Records shown:

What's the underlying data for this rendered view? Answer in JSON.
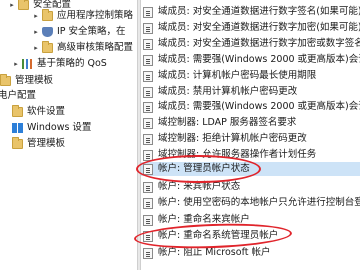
{
  "tree": {
    "items": [
      {
        "label": "安全配置",
        "icon": "folder-icon",
        "caret": "▸"
      },
      {
        "label": "应用程序控制策略",
        "icon": "folder-icon",
        "caret": "▸"
      },
      {
        "label": "IP 安全策略，在",
        "icon": "shield-icon",
        "caret": "▸"
      },
      {
        "label": "高级审核策略配置",
        "icon": "folder-icon",
        "caret": "▸"
      },
      {
        "label": "基于策略的 QoS",
        "icon": "chart-icon",
        "caret": "▸"
      },
      {
        "label": "管理模板",
        "icon": "folder-icon",
        "caret": ""
      },
      {
        "label": "电户配置",
        "icon": "",
        "caret": ""
      },
      {
        "label": "软件设置",
        "icon": "folder-icon",
        "caret": ""
      },
      {
        "label": "Windows 设置",
        "icon": "windows-icon",
        "caret": ""
      },
      {
        "label": "管理模板",
        "icon": "folder-icon",
        "caret": ""
      }
    ]
  },
  "policies": {
    "items": [
      {
        "label": "域成员: 对安全通道数据进行数字签名(如果可能)"
      },
      {
        "label": "域成员: 对安全通道数据进行数字加密(如果可能)"
      },
      {
        "label": "域成员: 对安全通道数据进行数字加密或数字签名"
      },
      {
        "label": "域成员: 需要强(Windows 2000 或更高版本)会话"
      },
      {
        "label": "域成员: 计算机帐户密码最长使用期限"
      },
      {
        "label": "域成员: 禁用计算机帐户密码更改"
      },
      {
        "label": "域成员: 需要强(Windows 2000 或更高版本)会话"
      },
      {
        "label": "域控制器: LDAP 服务器签名要求"
      },
      {
        "label": "域控制器: 拒绝计算机帐户密码更改"
      },
      {
        "label": "域控制器: 允许服务器操作者计划任务"
      },
      {
        "label": "帐户: 管理员帐户状态"
      },
      {
        "label": "帐户: 来宾帐户状态"
      },
      {
        "label": "帐户: 使用空密码的本地帐户只允许进行控制台登"
      },
      {
        "label": "帐户: 重命名来宾帐户"
      },
      {
        "label": "帐户: 重命名系统管理员帐户"
      },
      {
        "label": "帐户: 阻止 Microsoft 帐户"
      }
    ],
    "selected_index": 10
  },
  "colors": {
    "selection": "#cde3f7",
    "annotation": "#e0242b"
  }
}
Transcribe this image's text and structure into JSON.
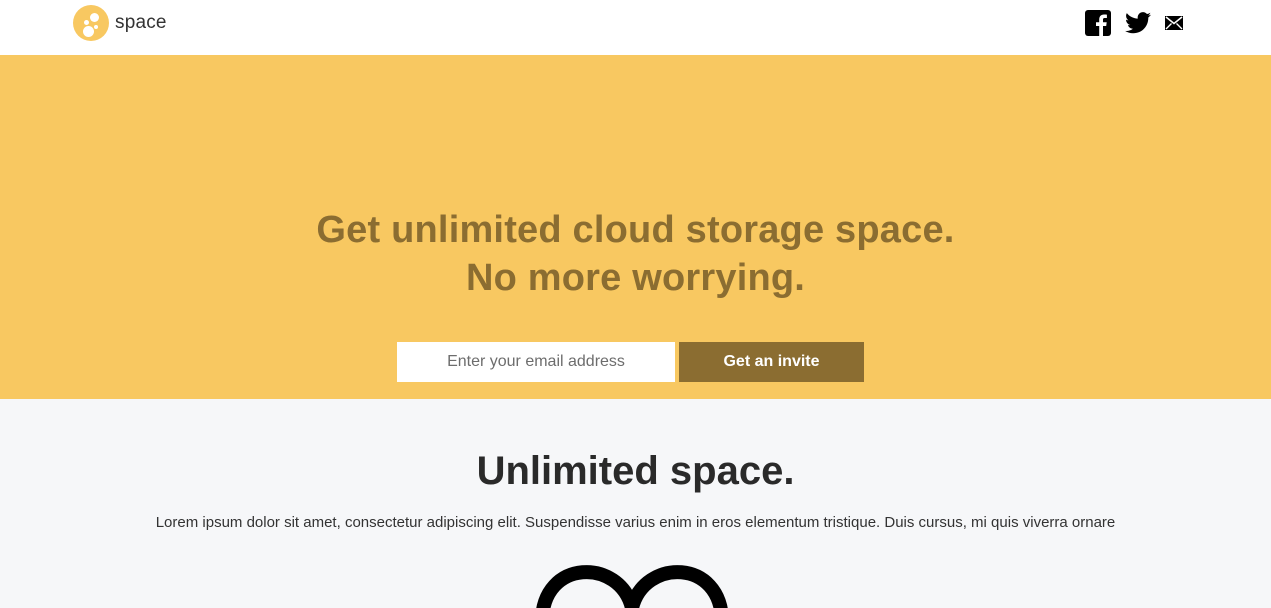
{
  "brand": {
    "name": "space",
    "color": "#f8c861"
  },
  "socials": [
    {
      "name": "facebook-icon"
    },
    {
      "name": "twitter-icon"
    },
    {
      "name": "mail-icon"
    }
  ],
  "hero": {
    "title_line1": "Get unlimited cloud storage space.",
    "title_line2": "No more worrying.",
    "email_placeholder": "Enter your email address",
    "button_label": "Get an invite",
    "background": "#f8c861",
    "accent": "#8b6d31"
  },
  "features": {
    "title": "Unlimited space.",
    "text": "Lorem ipsum dolor sit amet, consectetur adipiscing elit. Suspendisse varius enim in eros elementum tristique. Duis cursus, mi quis viverra ornare",
    "icon": "infinity-icon"
  }
}
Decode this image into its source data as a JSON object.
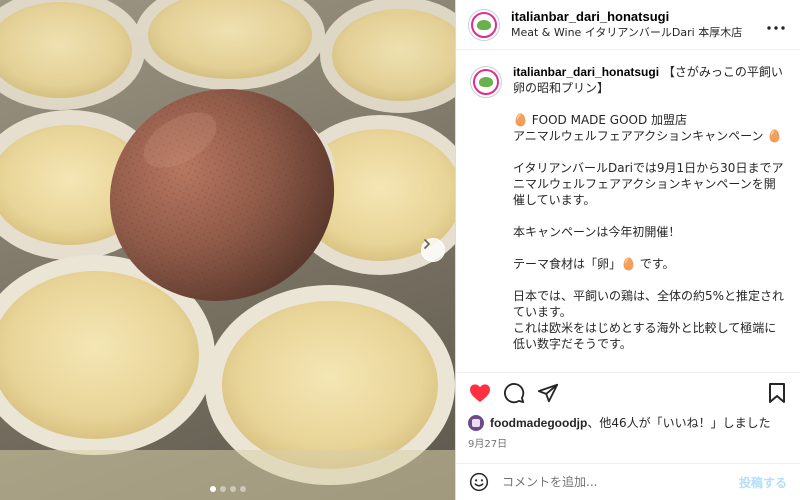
{
  "post": {
    "next_icon": "chevron-right-icon",
    "carousel": {
      "total": 4,
      "active": 1
    }
  },
  "header": {
    "username": "italianbar_dari_honatsugi",
    "subtitle": "Meat & Wine イタリアンバールDari 本厚木店",
    "more_icon": "more-horizontal-icon"
  },
  "caption": {
    "username": "italianbar_dari_honatsugi",
    "title": "【さがみっこの平飼い卵の昭和プリン】",
    "line1": "🥚 FOOD MADE GOOD 加盟店",
    "line2": "アニマルウェルフェアアクションキャンペーン 🥚",
    "para2": "イタリアンバールDariでは9月1日から30日までアニマルウェルフェアアクションキャンペーンを開催しています。",
    "para3": "本キャンペーンは今年初開催！",
    "para4": "テーマ食材は「卵」🥚 です。",
    "para5_a": "日本では、平飼いの鶏は、全体の約5%と推定されています。",
    "para5_b": "これは欧米をはじめとする海外と比較して極端に低い数字だそうです。"
  },
  "actions": {
    "like_icon": "heart-filled-icon",
    "comment_icon": "comment-icon",
    "share_icon": "paper-plane-icon",
    "save_icon": "bookmark-icon",
    "like_color": "#ff3040"
  },
  "likes": {
    "user": "foodmadegoodjp",
    "text": "、他46人が「いいね！」しました"
  },
  "date": "9月27日",
  "comment": {
    "placeholder": "コメントを追加...",
    "post_label": "投稿する",
    "emoji_icon": "smiley-icon"
  }
}
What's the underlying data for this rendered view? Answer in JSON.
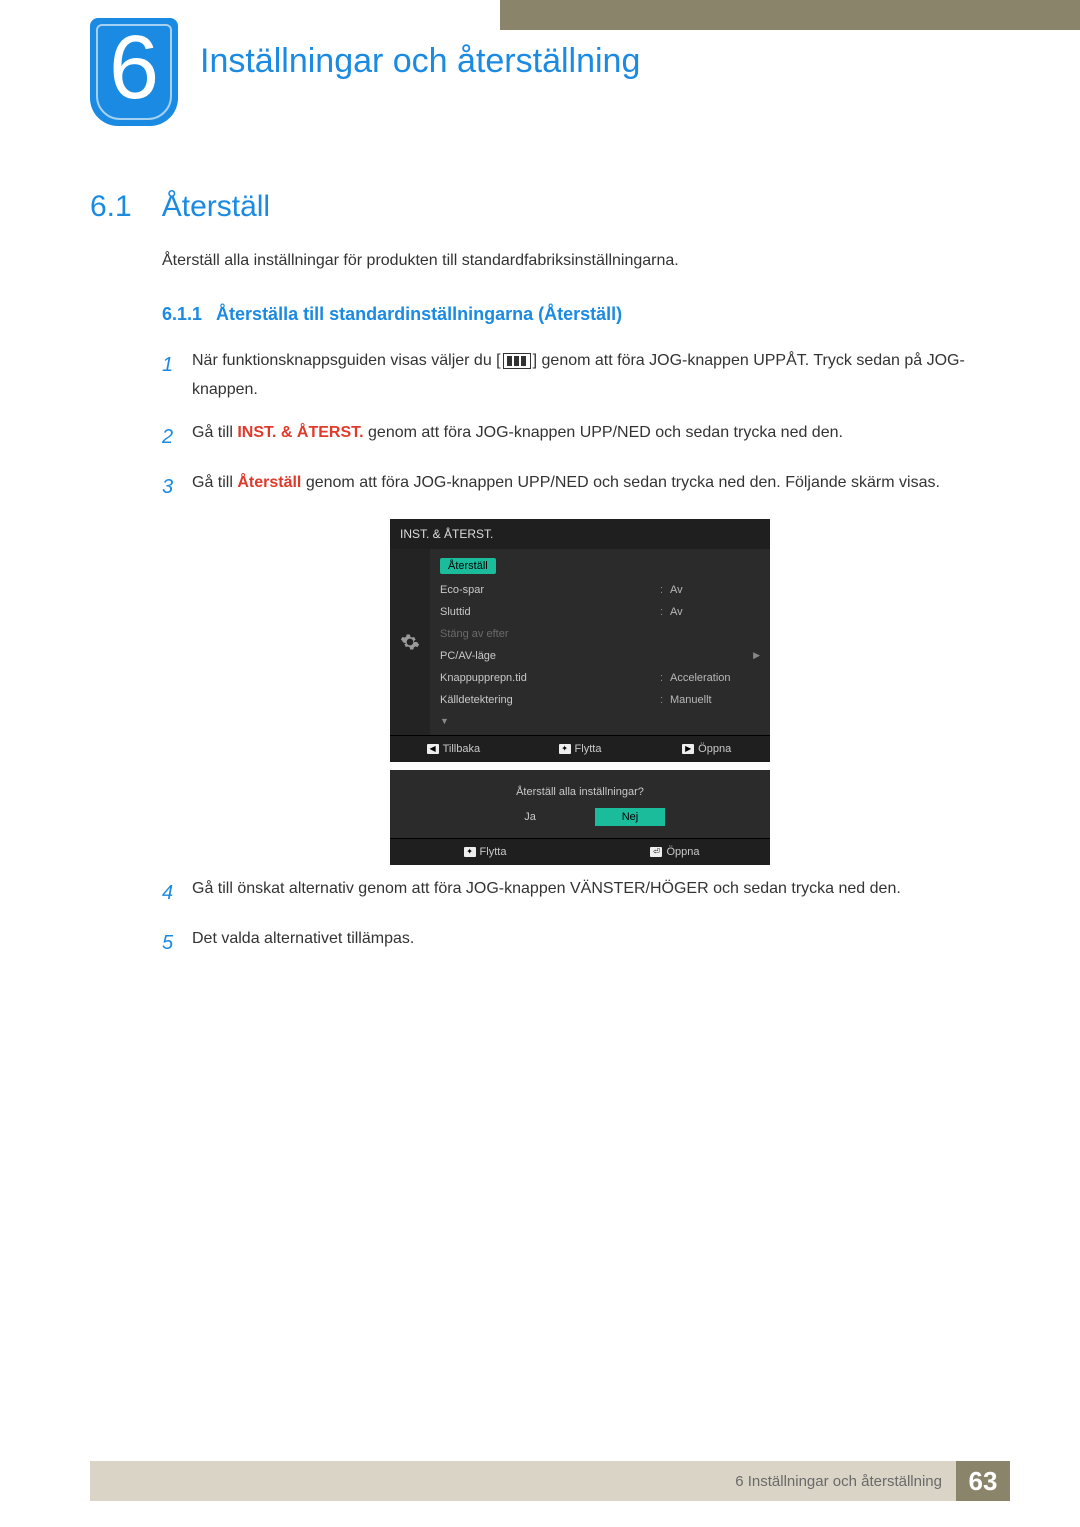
{
  "chapter": {
    "number": "6",
    "title": "Inställningar och återställning"
  },
  "section": {
    "number": "6.1",
    "title": "Återställ"
  },
  "intro": "Återställ alla inställningar för produkten till standardfabriksinställningarna.",
  "subsection": {
    "number": "6.1.1",
    "title": "Återställa till standardinställningarna (Återställ)"
  },
  "steps": {
    "s1a": "När funktionsknappsguiden visas väljer du [",
    "s1b": "] genom att föra JOG-knappen UPPÅT. Tryck sedan på JOG-knappen.",
    "s2a": "Gå till ",
    "s2red": "INST. & ÅTERST.",
    "s2b": " genom att föra JOG-knappen UPP/NED och sedan trycka ned den.",
    "s3a": "Gå till ",
    "s3red": "Återställ",
    "s3b": " genom att föra JOG-knappen UPP/NED och sedan trycka ned den. Följande skärm visas.",
    "s4": "Gå till önskat alternativ genom att föra JOG-knappen VÄNSTER/HÖGER och sedan trycka ned den.",
    "s5": "Det valda alternativet tillämpas."
  },
  "osd": {
    "title": "INST. & ÅTERST.",
    "items": [
      {
        "label": "Återställ",
        "value": "",
        "sel": true
      },
      {
        "label": "Eco-spar",
        "value": "Av"
      },
      {
        "label": "Sluttid",
        "value": "Av"
      },
      {
        "label": "Stäng av efter",
        "value": "",
        "dim": true
      },
      {
        "label": "PC/AV-läge",
        "value": "",
        "caret": true
      },
      {
        "label": "Knappupprepn.tid",
        "value": "Acceleration"
      },
      {
        "label": "Källdetektering",
        "value": "Manuellt"
      }
    ],
    "nav": {
      "back": "Tillbaka",
      "move": "Flytta",
      "open": "Öppna"
    }
  },
  "dialog": {
    "question": "Återställ alla inställningar?",
    "yes": "Ja",
    "no": "Nej"
  },
  "footer": {
    "chapter": "6 Inställningar och återställning",
    "page": "63"
  }
}
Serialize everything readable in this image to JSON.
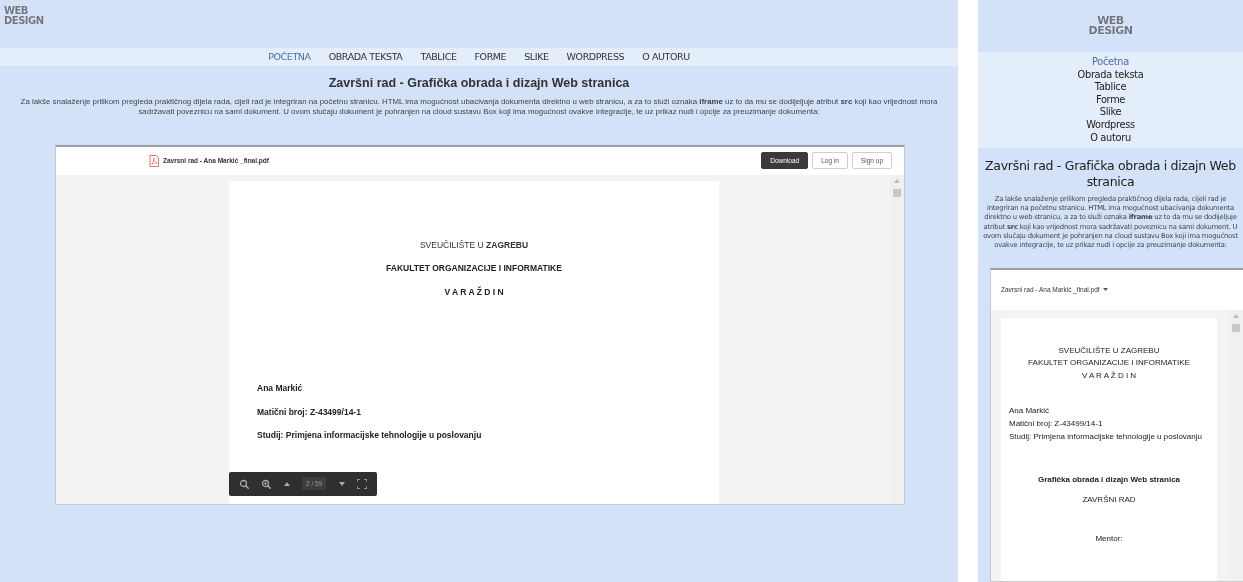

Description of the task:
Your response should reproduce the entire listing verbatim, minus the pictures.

Solution for this task:
What's the underlying data for this rendered view? Answer in JSON.
{
  "tree": {
    "items": [
      {
        "label": "安全配置",
        "icon": "folder-icon",
        "caret": "▸"
      },
      {
        "label": "应用程序控制策略",
        "icon": "folder-icon",
        "caret": "▸"
      },
      {
        "label": "IP 安全策略，在",
        "icon": "shield-icon",
        "caret": "▸"
      },
      {
        "label": "高级审核策略配置",
        "icon": "folder-icon",
        "caret": "▸"
      },
      {
        "label": "基于策略的 QoS",
        "icon": "chart-icon",
        "caret": "▸"
      },
      {
        "label": "管理模板",
        "icon": "folder-icon",
        "caret": ""
      },
      {
        "label": "电户配置",
        "icon": "",
        "caret": ""
      },
      {
        "label": "软件设置",
        "icon": "folder-icon",
        "caret": ""
      },
      {
        "label": "Windows 设置",
        "icon": "windows-icon",
        "caret": ""
      },
      {
        "label": "管理模板",
        "icon": "folder-icon",
        "caret": ""
      }
    ]
  },
  "policies": {
    "items": [
      {
        "label": "域成员: 对安全通道数据进行数字签名(如果可能)"
      },
      {
        "label": "域成员: 对安全通道数据进行数字加密(如果可能)"
      },
      {
        "label": "域成员: 对安全通道数据进行数字加密或数字签名"
      },
      {
        "label": "域成员: 需要强(Windows 2000 或更高版本)会话"
      },
      {
        "label": "域成员: 计算机帐户密码最长使用期限"
      },
      {
        "label": "域成员: 禁用计算机帐户密码更改"
      },
      {
        "label": "域成员: 需要强(Windows 2000 或更高版本)会话"
      },
      {
        "label": "域控制器: LDAP 服务器签名要求"
      },
      {
        "label": "域控制器: 拒绝计算机帐户密码更改"
      },
      {
        "label": "域控制器: 允许服务器操作者计划任务"
      },
      {
        "label": "帐户: 管理员帐户状态"
      },
      {
        "label": "帐户: 来宾帐户状态"
      },
      {
        "label": "帐户: 使用空密码的本地帐户只允许进行控制台登"
      },
      {
        "label": "帐户: 重命名来宾帐户"
      },
      {
        "label": "帐户: 重命名系统管理员帐户"
      },
      {
        "label": "帐户: 阻止 Microsoft 帐户"
      }
    ],
    "selected_index": 10
  },
  "colors": {
    "selection": "#cde3f7",
    "annotation": "#e0242b"
  }
}
Transcribe this image's text and structure into JSON.
{
  "brand": {
    "name": "space",
    "color": "#f8c861"
  },
  "socials": [
    {
      "name": "facebook-icon"
    },
    {
      "name": "twitter-icon"
    },
    {
      "name": "mail-icon"
    }
  ],
  "hero": {
    "title_line1": "Get unlimited cloud storage space.",
    "title_line2": "No more worrying.",
    "email_placeholder": "Enter your email address",
    "button_label": "Get an invite",
    "background": "#f8c861",
    "accent": "#8b6d31"
  },
  "features": {
    "title": "Unlimited space.",
    "text": "Lorem ipsum dolor sit amet, consectetur adipiscing elit. Suspendisse varius enim in eros elementum tristique. Duis cursus, mi quis viverra ornare",
    "icon": "infinity-icon"
  }
}
Decode this image into its source data as a JSON object.
{
  "post": {
    "next_icon": "chevron-right-icon",
    "carousel": {
      "total": 4,
      "active": 1
    }
  },
  "header": {
    "username": "italianbar_dari_honatsugi",
    "subtitle": "Meat & Wine イタリアンバールDari 本厚木店",
    "more_icon": "more-horizontal-icon"
  },
  "caption": {
    "username": "italianbar_dari_honatsugi",
    "title": "【さがみっこの平飼い卵の昭和プリン】",
    "line1": "🥚 FOOD MADE GOOD 加盟店",
    "line2": "アニマルウェルフェアアクションキャンペーン 🥚",
    "para2": "イタリアンバールDariでは9月1日から30日までアニマルウェルフェアアクションキャンペーンを開催しています。",
    "para3": "本キャンペーンは今年初開催！",
    "para4": "テーマ食材は「卵」🥚 です。",
    "para5_a": "日本では、平飼いの鶏は、全体の約5%と推定されています。",
    "para5_b": "これは欧米をはじめとする海外と比較して極端に低い数字だそうです。"
  },
  "actions": {
    "like_icon": "heart-filled-icon",
    "comment_icon": "comment-icon",
    "share_icon": "paper-plane-icon",
    "save_icon": "bookmark-icon",
    "like_color": "#ff3040"
  },
  "likes": {
    "user": "foodmadegoodjp",
    "text": "、他46人が「いいね！」しました"
  },
  "date": "9月27日",
  "comment": {
    "placeholder": "コメントを追加...",
    "post_label": "投稿する",
    "emoji_icon": "smiley-icon"
  }
}
What's the underlying data for this rendered view? Answer in JSON.
{
  "chapter": {
    "number": "6",
    "title": "Inställningar och återställning"
  },
  "section": {
    "number": "6.1",
    "title": "Återställ"
  },
  "intro": "Återställ alla inställningar för produkten till standardfabriksinställningarna.",
  "subsection": {
    "number": "6.1.1",
    "title": "Återställa till standardinställningarna (Återställ)"
  },
  "steps": {
    "s1a": "När funktionsknappsguiden visas väljer du [",
    "s1b": "] genom att föra JOG-knappen UPPÅT. Tryck sedan på JOG-knappen.",
    "s2a": "Gå till ",
    "s2red": "INST. & ÅTERST.",
    "s2b": " genom att föra JOG-knappen UPP/NED och sedan trycka ned den.",
    "s3a": "Gå till ",
    "s3red": "Återställ",
    "s3b": " genom att föra JOG-knappen UPP/NED och sedan trycka ned den. Följande skärm visas.",
    "s4": "Gå till önskat alternativ genom att föra JOG-knappen VÄNSTER/HÖGER och sedan trycka ned den.",
    "s5": "Det valda alternativet tillämpas."
  },
  "osd": {
    "title": "INST. & ÅTERST.",
    "items": [
      {
        "label": "Återställ",
        "value": "",
        "sel": true
      },
      {
        "label": "Eco-spar",
        "value": "Av"
      },
      {
        "label": "Sluttid",
        "value": "Av"
      },
      {
        "label": "Stäng av efter",
        "value": "",
        "dim": true
      },
      {
        "label": "PC/AV-läge",
        "value": "",
        "caret": true
      },
      {
        "label": "Knappupprepn.tid",
        "value": "Acceleration"
      },
      {
        "label": "Källdetektering",
        "value": "Manuellt"
      }
    ],
    "nav": {
      "back": "Tillbaka",
      "move": "Flytta",
      "open": "Öppna"
    }
  },
  "dialog": {
    "question": "Återställ alla inställningar?",
    "yes": "Ja",
    "no": "Nej"
  },
  "footer": {
    "chapter": "6 Inställningar och återställning",
    "page": "63"
  }
}
Serialize everything readable in this image to JSON.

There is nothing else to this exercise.